For each line below that holds the word "Program", make a copy.

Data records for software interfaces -
————

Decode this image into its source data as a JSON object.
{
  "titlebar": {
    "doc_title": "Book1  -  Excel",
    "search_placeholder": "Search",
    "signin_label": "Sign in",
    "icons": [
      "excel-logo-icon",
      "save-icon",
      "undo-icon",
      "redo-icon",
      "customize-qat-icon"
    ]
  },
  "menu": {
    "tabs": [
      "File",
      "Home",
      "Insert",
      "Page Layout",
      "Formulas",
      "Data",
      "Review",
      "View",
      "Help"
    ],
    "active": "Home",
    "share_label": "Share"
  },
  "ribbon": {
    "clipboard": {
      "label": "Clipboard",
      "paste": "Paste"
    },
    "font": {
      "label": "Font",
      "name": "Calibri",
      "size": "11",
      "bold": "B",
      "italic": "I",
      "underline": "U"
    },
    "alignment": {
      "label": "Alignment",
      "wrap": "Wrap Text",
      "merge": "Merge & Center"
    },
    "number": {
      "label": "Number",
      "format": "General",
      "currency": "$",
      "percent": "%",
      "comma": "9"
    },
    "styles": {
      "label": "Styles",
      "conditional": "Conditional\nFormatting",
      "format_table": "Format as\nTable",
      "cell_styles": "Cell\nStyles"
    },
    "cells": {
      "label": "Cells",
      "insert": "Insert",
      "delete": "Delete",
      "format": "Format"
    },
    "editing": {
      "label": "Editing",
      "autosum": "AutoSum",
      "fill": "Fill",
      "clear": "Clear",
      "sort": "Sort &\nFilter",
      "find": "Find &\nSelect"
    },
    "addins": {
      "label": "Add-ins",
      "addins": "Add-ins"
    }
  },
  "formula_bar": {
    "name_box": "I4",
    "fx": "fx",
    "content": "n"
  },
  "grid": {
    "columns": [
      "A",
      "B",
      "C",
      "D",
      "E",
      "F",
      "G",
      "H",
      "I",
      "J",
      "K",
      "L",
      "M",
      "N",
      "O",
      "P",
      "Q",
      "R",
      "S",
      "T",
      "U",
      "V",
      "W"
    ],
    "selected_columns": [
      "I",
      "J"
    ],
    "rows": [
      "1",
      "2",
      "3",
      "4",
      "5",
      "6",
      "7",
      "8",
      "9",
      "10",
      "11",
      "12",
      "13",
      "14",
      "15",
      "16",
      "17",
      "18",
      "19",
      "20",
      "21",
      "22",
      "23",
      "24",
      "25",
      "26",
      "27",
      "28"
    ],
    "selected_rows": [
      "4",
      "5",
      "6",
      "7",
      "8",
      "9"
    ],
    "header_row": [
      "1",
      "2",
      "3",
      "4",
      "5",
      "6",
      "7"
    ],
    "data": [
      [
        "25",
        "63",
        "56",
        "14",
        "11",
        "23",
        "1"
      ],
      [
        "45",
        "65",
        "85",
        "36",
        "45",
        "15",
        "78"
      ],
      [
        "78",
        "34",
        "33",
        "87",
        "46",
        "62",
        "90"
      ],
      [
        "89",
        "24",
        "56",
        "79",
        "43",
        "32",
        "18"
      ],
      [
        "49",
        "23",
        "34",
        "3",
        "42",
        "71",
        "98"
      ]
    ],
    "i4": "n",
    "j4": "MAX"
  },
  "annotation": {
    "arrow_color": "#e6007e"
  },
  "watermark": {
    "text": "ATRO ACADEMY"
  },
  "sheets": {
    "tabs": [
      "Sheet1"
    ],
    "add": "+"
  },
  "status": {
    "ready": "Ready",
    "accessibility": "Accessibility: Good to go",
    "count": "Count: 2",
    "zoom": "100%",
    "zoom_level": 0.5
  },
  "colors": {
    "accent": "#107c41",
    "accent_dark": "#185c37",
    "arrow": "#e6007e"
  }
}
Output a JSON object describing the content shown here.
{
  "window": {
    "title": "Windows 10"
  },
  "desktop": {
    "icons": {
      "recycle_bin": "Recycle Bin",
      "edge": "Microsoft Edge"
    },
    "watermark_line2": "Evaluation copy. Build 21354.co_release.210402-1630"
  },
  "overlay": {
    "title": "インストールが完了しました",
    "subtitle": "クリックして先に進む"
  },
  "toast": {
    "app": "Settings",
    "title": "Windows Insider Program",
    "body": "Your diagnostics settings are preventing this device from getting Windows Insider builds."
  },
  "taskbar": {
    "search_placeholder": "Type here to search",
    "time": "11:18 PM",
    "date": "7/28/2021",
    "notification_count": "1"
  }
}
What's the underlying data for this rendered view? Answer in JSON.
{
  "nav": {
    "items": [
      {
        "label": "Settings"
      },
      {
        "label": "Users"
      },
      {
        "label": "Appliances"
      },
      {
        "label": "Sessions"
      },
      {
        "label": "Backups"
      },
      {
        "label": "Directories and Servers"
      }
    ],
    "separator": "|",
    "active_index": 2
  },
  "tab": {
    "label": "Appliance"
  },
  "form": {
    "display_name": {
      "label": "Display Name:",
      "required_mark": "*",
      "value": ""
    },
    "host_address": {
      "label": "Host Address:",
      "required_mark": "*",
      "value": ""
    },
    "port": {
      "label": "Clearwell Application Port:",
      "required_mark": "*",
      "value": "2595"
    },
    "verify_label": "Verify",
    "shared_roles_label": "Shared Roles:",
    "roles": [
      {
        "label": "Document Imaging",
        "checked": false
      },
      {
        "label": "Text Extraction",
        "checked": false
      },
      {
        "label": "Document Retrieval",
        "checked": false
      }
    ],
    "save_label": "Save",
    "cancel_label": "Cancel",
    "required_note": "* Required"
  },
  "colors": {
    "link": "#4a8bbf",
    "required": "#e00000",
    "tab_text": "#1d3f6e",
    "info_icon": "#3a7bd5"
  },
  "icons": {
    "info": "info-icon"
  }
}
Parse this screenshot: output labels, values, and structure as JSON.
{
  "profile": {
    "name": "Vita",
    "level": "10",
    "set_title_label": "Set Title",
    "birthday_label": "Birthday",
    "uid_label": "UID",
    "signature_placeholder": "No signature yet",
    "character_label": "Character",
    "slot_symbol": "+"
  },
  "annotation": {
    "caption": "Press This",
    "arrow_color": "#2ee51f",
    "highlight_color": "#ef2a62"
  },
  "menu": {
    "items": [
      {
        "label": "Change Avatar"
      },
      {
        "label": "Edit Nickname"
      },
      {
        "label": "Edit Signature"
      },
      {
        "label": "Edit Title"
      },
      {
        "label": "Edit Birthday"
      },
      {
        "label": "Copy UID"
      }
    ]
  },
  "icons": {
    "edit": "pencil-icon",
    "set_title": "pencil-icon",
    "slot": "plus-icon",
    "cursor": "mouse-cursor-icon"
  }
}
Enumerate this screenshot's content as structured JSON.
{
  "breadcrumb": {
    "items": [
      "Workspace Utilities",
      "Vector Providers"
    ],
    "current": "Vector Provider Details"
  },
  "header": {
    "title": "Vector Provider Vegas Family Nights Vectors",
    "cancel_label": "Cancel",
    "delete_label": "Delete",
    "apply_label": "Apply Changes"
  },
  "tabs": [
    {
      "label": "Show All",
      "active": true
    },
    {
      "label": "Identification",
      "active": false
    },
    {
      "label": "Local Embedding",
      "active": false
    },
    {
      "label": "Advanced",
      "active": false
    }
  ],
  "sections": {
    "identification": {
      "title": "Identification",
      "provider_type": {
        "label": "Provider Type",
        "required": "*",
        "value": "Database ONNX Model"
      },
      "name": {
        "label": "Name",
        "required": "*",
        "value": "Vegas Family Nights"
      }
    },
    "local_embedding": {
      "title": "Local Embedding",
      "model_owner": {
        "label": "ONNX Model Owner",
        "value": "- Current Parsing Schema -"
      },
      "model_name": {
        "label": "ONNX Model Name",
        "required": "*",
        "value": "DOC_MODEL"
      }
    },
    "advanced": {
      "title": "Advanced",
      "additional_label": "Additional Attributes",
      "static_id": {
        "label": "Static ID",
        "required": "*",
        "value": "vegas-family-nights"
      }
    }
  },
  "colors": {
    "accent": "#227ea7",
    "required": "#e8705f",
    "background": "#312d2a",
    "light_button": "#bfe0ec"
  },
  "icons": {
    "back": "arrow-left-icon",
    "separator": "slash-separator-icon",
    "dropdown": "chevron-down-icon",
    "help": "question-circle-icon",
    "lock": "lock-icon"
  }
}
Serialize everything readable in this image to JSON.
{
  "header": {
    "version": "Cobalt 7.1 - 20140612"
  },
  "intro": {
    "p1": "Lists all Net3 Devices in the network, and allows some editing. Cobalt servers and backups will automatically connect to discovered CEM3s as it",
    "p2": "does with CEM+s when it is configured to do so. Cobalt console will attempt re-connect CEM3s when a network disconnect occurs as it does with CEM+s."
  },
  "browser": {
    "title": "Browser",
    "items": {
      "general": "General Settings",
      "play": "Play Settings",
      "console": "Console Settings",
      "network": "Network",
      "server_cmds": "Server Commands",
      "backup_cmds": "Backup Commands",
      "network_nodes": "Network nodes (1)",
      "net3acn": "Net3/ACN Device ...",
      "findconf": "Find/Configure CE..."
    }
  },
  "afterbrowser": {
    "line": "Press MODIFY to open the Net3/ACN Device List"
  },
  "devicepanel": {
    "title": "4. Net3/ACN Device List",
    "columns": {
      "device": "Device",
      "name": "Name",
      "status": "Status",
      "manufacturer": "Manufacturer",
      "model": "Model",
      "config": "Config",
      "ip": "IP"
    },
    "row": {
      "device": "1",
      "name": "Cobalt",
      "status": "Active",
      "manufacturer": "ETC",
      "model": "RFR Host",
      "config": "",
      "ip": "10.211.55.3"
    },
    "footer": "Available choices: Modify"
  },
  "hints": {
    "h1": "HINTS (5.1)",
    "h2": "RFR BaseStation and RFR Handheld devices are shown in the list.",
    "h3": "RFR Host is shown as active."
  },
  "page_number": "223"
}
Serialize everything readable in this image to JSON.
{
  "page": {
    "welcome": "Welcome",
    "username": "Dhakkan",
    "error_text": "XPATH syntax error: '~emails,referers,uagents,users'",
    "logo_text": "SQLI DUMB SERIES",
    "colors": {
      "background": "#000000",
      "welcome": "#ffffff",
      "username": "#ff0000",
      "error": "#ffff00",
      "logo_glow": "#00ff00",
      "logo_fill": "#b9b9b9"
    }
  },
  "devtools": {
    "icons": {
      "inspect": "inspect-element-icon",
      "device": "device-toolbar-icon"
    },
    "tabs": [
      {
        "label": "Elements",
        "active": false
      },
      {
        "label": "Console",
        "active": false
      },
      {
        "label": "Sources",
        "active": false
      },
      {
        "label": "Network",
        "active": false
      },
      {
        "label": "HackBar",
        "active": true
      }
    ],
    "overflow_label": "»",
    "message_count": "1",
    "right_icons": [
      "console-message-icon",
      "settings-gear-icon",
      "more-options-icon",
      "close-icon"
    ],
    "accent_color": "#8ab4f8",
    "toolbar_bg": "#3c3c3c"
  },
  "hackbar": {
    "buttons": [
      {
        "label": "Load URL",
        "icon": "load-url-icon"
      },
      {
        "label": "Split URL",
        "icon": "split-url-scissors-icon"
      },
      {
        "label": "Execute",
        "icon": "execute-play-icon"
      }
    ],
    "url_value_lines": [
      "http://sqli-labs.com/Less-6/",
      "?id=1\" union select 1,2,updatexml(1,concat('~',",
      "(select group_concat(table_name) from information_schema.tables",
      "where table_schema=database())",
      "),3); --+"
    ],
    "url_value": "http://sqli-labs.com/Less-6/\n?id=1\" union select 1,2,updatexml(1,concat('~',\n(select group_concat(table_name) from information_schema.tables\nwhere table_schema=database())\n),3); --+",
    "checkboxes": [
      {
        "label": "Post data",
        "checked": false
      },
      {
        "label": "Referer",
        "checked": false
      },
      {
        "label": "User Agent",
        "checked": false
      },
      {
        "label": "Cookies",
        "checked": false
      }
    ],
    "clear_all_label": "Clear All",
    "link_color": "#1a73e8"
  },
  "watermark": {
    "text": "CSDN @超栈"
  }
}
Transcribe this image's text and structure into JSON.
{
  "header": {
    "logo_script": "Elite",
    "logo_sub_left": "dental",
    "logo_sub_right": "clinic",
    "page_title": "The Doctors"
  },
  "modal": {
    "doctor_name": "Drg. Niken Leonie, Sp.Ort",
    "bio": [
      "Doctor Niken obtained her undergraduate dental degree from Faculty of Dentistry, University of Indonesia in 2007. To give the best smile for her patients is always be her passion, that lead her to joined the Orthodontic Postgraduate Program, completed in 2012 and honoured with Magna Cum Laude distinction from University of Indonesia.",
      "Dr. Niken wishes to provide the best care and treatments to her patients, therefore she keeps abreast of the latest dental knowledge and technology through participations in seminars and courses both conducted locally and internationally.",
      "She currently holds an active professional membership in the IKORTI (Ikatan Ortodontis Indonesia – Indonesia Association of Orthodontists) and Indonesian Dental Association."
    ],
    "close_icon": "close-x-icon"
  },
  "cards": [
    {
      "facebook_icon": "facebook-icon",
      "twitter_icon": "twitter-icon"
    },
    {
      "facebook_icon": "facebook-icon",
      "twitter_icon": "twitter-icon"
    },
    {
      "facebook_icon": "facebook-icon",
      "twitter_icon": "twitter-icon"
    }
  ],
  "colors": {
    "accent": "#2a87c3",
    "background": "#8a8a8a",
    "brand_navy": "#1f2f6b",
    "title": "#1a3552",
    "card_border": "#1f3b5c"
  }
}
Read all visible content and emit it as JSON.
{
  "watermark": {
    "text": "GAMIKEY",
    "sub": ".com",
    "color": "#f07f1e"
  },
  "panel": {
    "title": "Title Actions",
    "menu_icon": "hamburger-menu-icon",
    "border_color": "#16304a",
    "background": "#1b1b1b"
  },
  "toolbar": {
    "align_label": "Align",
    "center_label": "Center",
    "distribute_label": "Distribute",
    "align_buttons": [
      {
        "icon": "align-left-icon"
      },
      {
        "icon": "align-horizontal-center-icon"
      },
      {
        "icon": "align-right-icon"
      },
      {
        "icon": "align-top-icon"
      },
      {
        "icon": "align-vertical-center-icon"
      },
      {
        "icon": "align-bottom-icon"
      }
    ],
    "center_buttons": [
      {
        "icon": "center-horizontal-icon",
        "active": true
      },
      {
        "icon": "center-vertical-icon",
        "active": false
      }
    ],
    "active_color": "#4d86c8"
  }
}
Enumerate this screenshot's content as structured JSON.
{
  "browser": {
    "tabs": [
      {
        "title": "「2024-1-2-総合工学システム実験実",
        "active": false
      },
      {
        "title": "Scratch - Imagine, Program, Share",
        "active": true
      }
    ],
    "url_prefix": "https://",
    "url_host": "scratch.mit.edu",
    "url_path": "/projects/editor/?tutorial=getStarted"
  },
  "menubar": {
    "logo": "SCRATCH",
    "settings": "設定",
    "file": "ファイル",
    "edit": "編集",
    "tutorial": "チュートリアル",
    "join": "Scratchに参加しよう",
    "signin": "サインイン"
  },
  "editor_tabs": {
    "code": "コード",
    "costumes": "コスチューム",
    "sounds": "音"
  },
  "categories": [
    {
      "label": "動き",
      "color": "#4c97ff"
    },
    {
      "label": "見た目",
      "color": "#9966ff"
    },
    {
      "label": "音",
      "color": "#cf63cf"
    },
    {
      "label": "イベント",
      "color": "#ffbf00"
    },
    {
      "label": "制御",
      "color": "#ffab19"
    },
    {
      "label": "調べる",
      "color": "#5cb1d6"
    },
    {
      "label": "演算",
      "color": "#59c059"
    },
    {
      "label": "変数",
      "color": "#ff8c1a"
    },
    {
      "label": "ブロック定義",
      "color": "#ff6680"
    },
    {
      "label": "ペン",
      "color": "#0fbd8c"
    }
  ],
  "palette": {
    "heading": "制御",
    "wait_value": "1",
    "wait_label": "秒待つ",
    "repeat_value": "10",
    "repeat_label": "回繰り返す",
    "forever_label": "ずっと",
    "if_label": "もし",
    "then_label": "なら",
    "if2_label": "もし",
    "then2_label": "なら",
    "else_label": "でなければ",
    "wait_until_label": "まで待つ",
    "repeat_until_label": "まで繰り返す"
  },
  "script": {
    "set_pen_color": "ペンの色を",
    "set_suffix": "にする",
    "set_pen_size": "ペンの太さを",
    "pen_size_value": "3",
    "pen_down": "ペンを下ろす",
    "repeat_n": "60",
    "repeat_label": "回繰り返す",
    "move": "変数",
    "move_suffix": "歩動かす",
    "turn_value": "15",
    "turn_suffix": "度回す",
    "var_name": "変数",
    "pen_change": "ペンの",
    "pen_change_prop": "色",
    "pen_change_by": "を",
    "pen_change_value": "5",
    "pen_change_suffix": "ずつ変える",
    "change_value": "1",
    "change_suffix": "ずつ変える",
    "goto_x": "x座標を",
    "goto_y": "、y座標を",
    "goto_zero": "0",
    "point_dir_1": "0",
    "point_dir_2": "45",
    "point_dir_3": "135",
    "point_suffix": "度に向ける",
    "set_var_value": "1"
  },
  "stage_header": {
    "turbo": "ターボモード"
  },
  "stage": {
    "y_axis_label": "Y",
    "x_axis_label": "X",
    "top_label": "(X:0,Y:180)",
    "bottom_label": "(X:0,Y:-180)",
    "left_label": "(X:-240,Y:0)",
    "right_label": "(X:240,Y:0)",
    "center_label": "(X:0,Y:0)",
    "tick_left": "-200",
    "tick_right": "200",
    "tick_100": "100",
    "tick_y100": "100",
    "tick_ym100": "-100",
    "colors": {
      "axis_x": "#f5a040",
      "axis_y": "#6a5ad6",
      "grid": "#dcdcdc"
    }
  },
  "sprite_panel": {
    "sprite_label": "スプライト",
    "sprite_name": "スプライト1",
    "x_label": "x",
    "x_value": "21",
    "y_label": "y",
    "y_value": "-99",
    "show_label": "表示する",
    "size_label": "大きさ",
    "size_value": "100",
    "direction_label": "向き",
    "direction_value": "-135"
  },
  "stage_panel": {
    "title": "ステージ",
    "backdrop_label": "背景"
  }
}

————

Expected output -
    "title": "Windows Insider Program",
      "Doctor Niken obtained her undergraduate dental degree from Faculty of Dentistry, University of Indonesia in 2007. To give the best smile for her patients is always be her passion, that lead her to joined the Orthodontic Postgraduate Program, completed in 2012 and honoured with Magna Cum Laude distinction from University of Indonesia.",
        "title": "Scratch - Imagine, Program, Share",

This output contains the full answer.